“Chancellor Rishi Sunak’s raid on the lifetime allowance was billed as an attack on pensioners in the build-up to last week’s Budget but in reality it could affect savers of all ages,” says Tom Selby, senior analyst at AJ Bell.
“People in their 20s and 30s might understandably have never considered the lifetime limit, but decent-sized contributions coupled with strong investment returns could pull young people into its orbit. Those in the later stages of their savings journey – and even people who have already started taking a retirement income – may also be at risk and need to factor in the lower lifetime allowance into their planning. This all assumes, of course, that the next Government will stick to the Chancellor’s word and restore the inflation link from 2026 onwards. If this doesn’t happen, the lifetime allowance will really start to bite on ordinary savers.”
“While the lifetime allowance might not seem an issue for savers in their 20s and 30s, those who enjoy strong investment growth while doing the right thing and make decent-sized pension contributions risk being caught in its net.
“A 25-year-old graduate who saves £500 a month* into their pension, for example, could hit the lifetime limit by age 66 if they enjoy investment growth of 8% a year post-charges. Whilst 8% investment growth a year sounds high, the MSCI world index has returned an annualised return of 8.32% since 1987**.
“For those in their 30s, the risk might be more as a result of being savvy when they were younger and squirreling away a tidy sum in their 20s.
“For example, a 35-year-old with a £150,000 retirement pot today who makes £500 a month pension contributions and enjoys 8% investment growth could breach the lifetime allowance by their 61st birthday.”
The midlife savers
“For people who only just start saving in their 40s and 50s, the lifetime allowance is unlikely to be a significant concern even after Rishi Sunak’s tax grab. However, savers in this age bracket who have built up a decent-sized pension should factor in the lifetime allowance freeze to their retirement strategy.
“A 40-year-old with a £300,000 fund today, less than half the lifetime allowance, might not be overly concerned about its impact on them. However, monthly contributions of £500 combined with 8% investment growth would see them crash through the lifetime allowance by their 58th birthday.
“Similarly, a 50-year-old with a £500,000 pension who made £500 a month contributions and enjoyed 8% investment growth would hit the lifetime allowance by their 61st birthday.”
The retirement investors
“For those in their 60s who might have stopped contributing to their pension the lifetime allowance freeze could still be a significant concern.
“Take a 60-year-old with a fund worth £700,000 today – over £300,000 shy of the current lifetime allowance. If they make no more contributions and enjoy 8% investment growth, they will hit the limit by age 66.
“Even those who have started taking an income need to take the lifetime allowance into account. This is because HMRC tests any growth you have enjoyed on your fund at age 75.”
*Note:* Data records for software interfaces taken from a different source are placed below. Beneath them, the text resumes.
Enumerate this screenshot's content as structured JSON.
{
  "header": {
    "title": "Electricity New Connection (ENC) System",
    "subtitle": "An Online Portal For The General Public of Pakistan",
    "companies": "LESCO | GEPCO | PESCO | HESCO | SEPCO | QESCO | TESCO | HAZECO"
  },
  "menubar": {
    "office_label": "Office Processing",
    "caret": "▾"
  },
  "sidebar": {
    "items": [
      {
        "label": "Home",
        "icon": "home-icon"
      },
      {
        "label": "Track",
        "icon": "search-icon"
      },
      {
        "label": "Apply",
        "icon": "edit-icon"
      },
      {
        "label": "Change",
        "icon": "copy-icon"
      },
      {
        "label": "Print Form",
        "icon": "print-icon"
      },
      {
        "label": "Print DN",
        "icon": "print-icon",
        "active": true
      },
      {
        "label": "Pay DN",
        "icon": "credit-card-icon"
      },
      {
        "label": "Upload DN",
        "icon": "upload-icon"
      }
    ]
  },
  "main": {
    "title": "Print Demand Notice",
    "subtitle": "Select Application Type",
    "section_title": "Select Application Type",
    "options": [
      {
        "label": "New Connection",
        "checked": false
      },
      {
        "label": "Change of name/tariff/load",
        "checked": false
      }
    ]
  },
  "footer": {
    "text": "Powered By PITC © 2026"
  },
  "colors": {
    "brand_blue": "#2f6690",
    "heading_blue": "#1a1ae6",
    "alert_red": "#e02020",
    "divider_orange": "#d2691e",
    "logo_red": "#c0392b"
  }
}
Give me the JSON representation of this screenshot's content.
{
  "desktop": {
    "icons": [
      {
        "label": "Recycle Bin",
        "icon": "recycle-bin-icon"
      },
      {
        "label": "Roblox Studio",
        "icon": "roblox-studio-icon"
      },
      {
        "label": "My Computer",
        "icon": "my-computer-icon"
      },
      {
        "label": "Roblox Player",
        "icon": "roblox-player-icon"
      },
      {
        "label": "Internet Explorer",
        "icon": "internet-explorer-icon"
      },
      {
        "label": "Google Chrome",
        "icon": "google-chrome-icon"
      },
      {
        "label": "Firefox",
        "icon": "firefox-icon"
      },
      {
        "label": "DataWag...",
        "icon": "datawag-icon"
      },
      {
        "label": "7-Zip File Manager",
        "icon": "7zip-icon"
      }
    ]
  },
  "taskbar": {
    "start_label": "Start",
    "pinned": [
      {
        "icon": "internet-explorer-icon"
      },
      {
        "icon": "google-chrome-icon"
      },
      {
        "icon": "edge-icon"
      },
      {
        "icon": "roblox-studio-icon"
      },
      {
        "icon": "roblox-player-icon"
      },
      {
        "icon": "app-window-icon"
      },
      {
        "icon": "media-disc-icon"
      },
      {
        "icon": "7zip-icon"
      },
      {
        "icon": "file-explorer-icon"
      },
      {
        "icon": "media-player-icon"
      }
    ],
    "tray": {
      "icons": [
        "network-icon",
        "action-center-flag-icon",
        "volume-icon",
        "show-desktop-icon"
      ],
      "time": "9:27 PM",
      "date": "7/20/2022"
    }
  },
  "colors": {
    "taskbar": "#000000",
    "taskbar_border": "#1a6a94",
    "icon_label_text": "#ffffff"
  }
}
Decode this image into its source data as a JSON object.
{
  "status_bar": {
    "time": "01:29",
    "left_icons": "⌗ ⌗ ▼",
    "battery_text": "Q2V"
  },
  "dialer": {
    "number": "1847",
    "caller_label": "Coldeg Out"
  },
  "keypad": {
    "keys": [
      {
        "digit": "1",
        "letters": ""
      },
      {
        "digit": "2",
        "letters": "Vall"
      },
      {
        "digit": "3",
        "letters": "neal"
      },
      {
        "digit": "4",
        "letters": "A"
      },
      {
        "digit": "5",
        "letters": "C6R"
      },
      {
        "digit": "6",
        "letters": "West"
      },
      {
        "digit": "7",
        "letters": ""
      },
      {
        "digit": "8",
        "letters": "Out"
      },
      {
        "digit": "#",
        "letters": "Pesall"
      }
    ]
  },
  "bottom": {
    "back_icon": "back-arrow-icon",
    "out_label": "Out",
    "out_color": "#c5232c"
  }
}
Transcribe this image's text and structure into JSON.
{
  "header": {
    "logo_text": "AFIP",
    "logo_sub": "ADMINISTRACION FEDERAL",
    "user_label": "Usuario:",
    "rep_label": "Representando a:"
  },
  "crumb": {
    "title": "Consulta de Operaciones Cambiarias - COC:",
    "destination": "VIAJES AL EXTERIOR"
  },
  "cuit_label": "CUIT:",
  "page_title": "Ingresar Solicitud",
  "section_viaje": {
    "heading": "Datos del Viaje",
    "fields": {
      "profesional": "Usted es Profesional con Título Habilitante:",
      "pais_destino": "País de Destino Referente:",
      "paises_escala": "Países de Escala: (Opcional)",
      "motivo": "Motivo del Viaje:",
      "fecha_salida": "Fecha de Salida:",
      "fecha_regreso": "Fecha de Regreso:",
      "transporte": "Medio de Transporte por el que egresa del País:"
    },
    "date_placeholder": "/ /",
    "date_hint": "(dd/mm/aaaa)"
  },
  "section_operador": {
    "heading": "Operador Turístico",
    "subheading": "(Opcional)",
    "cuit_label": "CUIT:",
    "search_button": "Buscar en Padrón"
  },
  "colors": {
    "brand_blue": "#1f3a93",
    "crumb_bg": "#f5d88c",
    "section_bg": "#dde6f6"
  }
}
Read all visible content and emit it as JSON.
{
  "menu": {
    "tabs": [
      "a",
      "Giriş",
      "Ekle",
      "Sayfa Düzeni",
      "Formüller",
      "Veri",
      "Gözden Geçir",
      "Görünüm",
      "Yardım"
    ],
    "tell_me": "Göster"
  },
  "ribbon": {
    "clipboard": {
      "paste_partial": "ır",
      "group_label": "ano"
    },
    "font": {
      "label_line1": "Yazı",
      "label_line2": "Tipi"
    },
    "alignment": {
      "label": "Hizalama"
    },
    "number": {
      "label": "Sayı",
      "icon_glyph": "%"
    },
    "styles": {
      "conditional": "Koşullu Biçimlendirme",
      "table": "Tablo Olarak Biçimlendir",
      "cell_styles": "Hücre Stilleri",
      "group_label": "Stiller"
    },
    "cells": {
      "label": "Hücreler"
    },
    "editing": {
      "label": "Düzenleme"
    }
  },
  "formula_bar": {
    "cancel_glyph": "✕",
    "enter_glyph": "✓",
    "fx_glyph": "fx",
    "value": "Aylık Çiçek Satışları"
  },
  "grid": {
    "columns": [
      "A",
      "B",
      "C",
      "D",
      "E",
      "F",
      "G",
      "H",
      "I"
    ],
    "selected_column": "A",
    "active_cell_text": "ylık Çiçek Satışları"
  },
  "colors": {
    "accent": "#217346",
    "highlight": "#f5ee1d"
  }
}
Assumptions: lifetime allowance kept at £1,073,100 until 2025/26 and then increases in line with inflation assumed at the Government target of 2%; investment returns are post-charges throughout
*All contributions calculations are based on a £6,000 annual contribution, increasing each year by 2% inflation